___ Input records ___

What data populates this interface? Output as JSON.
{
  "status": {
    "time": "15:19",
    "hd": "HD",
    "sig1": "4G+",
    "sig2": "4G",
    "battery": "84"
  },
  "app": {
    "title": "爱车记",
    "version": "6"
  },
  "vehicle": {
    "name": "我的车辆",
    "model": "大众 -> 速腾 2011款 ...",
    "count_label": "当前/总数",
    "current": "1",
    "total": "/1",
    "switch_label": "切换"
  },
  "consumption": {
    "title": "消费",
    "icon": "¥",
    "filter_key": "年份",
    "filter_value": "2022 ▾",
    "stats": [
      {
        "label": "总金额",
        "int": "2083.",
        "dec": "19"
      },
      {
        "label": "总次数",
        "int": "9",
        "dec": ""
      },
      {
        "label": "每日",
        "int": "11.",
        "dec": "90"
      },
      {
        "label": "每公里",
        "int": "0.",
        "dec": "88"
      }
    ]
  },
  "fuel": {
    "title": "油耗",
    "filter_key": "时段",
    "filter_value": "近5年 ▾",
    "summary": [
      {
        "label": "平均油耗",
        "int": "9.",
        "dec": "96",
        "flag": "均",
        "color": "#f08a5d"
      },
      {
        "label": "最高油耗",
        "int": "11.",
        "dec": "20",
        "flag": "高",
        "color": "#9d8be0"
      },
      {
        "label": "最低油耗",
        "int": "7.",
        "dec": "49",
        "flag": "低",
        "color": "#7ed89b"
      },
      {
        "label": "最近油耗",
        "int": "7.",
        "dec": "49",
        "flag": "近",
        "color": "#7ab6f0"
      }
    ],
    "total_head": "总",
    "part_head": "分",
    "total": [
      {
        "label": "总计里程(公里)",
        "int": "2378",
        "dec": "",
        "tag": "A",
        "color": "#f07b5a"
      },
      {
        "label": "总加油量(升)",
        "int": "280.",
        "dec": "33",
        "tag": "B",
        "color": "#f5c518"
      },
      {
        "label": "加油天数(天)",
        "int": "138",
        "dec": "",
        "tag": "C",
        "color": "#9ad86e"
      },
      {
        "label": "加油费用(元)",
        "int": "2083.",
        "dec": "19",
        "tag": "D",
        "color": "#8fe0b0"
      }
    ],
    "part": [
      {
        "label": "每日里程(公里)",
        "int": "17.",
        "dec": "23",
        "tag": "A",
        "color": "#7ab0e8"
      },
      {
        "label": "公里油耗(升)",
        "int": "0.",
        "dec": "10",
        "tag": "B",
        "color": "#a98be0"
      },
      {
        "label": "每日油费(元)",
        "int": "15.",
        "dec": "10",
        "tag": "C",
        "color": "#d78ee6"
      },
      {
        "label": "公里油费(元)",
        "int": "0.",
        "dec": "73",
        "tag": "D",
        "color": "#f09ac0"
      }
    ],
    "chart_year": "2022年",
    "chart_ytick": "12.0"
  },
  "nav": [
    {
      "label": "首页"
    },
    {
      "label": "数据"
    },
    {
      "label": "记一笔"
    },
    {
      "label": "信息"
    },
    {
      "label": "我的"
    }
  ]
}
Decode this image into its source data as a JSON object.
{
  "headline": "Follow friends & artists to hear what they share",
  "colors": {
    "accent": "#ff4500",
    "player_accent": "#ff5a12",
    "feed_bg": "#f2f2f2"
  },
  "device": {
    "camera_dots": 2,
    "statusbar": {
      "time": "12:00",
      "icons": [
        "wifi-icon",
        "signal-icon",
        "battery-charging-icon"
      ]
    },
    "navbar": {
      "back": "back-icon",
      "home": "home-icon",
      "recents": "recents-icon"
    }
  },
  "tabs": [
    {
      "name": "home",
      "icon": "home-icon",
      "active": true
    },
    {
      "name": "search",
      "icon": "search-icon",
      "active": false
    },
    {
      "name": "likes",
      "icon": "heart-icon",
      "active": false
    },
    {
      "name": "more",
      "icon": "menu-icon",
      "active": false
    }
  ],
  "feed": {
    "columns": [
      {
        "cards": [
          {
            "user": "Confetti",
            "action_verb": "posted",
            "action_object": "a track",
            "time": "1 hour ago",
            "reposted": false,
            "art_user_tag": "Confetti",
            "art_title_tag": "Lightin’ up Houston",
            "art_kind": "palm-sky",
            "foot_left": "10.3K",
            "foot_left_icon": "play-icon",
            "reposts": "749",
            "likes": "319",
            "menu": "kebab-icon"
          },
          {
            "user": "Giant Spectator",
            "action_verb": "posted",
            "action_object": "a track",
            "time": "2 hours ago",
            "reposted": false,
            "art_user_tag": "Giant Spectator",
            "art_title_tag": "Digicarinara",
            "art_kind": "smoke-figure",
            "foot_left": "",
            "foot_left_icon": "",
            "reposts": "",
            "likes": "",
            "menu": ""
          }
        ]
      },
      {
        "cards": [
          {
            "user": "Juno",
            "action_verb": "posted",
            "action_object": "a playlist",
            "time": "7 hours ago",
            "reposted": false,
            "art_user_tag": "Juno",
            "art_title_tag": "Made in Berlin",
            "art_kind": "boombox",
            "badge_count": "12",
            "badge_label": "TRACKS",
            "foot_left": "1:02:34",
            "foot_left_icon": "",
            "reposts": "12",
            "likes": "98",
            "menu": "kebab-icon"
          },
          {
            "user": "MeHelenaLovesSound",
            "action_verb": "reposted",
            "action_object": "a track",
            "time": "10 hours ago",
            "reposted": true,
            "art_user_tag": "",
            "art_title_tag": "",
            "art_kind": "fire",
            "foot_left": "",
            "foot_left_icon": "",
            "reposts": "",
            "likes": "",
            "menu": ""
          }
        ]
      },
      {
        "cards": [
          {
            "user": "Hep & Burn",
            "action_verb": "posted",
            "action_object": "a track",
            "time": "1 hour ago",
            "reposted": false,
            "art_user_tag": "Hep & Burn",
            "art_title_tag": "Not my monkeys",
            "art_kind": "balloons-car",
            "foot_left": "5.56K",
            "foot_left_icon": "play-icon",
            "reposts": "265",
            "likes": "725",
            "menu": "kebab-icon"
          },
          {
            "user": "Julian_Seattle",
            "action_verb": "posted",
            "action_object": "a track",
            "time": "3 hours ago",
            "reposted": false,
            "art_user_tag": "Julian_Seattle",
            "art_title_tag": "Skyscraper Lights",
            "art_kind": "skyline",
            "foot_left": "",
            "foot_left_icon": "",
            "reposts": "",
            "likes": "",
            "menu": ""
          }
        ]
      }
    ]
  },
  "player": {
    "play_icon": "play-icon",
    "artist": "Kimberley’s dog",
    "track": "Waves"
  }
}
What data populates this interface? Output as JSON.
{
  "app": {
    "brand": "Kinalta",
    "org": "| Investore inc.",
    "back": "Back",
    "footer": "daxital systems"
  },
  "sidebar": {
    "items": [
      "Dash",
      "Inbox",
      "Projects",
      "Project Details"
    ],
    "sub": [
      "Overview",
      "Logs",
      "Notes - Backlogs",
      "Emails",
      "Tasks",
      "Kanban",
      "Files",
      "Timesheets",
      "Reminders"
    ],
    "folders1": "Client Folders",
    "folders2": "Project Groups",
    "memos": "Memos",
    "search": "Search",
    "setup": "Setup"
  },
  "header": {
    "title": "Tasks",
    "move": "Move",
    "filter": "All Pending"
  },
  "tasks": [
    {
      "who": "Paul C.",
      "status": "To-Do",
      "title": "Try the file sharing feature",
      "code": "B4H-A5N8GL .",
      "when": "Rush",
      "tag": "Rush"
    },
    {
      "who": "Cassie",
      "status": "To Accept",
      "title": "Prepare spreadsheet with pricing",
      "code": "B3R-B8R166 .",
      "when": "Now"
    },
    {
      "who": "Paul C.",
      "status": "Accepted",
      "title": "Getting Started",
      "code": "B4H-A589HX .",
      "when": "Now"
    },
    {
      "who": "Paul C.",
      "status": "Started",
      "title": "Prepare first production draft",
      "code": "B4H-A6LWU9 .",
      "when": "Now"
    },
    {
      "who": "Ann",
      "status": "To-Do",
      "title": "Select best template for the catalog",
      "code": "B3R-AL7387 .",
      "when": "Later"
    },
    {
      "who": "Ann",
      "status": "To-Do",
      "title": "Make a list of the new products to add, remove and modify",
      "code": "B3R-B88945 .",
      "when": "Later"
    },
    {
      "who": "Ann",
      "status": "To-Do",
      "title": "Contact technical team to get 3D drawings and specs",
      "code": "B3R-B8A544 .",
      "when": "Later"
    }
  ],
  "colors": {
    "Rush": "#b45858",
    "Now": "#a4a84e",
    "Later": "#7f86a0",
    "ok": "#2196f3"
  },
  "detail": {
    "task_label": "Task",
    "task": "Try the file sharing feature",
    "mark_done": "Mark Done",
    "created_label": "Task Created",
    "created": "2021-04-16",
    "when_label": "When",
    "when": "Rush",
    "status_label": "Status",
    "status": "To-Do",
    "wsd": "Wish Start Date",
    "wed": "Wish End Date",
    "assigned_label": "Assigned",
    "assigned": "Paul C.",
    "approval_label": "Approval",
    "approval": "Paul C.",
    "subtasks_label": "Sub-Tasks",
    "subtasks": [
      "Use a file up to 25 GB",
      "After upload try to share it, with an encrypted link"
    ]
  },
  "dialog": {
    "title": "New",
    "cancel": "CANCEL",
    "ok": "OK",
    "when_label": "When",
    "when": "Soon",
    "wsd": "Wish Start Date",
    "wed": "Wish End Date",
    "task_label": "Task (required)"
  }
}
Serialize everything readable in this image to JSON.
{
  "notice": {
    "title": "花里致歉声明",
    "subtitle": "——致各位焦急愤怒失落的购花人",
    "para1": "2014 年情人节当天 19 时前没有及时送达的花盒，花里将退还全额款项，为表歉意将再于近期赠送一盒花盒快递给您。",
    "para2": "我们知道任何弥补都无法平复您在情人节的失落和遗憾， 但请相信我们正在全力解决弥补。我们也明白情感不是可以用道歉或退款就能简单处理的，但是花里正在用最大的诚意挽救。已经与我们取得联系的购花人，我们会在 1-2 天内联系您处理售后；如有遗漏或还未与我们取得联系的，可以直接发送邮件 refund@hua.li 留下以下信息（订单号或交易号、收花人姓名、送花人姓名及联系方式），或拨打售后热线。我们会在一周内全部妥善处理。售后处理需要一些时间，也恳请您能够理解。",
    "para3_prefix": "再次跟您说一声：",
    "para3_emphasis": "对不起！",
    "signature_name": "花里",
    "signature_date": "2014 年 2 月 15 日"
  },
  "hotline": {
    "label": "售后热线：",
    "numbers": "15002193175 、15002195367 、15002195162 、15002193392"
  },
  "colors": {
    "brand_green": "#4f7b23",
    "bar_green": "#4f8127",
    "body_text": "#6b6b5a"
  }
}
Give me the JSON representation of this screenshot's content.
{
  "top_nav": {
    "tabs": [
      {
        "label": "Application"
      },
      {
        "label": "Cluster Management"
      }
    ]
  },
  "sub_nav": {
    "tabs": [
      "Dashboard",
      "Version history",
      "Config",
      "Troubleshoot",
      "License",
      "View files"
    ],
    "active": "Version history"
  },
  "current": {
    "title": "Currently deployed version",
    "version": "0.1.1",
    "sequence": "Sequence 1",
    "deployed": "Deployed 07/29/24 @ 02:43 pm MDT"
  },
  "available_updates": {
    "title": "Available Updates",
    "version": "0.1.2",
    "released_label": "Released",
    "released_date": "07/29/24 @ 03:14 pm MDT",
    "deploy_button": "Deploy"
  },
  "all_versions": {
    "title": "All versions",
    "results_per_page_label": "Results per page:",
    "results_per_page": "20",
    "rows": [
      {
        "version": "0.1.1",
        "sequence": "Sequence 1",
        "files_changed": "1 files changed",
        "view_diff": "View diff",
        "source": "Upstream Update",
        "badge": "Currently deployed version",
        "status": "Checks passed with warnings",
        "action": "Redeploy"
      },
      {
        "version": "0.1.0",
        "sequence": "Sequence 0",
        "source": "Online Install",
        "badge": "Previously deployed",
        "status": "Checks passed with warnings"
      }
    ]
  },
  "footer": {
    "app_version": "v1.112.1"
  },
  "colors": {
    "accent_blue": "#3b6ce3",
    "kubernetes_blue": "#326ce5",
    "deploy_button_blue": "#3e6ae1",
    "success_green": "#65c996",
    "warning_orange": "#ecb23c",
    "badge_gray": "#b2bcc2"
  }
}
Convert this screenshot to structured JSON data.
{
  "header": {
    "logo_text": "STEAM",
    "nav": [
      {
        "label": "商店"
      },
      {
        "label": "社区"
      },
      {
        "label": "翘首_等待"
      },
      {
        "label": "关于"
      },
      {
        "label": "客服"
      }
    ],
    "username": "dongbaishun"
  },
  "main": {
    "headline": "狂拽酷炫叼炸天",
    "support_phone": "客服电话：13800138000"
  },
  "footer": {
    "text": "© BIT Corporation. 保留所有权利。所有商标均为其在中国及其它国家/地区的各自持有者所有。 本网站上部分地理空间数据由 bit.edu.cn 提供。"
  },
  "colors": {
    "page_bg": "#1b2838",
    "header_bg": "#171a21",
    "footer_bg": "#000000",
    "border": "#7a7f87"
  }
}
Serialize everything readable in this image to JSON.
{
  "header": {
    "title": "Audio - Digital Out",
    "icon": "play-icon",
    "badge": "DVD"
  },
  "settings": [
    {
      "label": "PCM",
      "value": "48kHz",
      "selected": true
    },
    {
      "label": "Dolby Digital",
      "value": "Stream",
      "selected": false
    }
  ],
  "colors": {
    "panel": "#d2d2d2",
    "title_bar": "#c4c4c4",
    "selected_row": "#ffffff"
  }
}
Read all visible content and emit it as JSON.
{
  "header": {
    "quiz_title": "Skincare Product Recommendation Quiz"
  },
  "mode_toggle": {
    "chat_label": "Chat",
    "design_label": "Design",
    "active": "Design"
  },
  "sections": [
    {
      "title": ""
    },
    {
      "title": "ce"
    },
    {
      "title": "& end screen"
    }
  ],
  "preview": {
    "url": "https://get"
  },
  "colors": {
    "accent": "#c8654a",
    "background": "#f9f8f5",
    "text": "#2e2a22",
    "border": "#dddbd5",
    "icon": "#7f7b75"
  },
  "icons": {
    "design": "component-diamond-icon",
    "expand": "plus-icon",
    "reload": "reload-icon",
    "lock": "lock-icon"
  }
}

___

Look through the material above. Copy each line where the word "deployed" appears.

    "title": "Currently deployed version",
    "deployed": "Deployed 07/29/24 @ 02:43 pm MDT"
        "badge": "Currently deployed version",
        "badge": "Previously deployed",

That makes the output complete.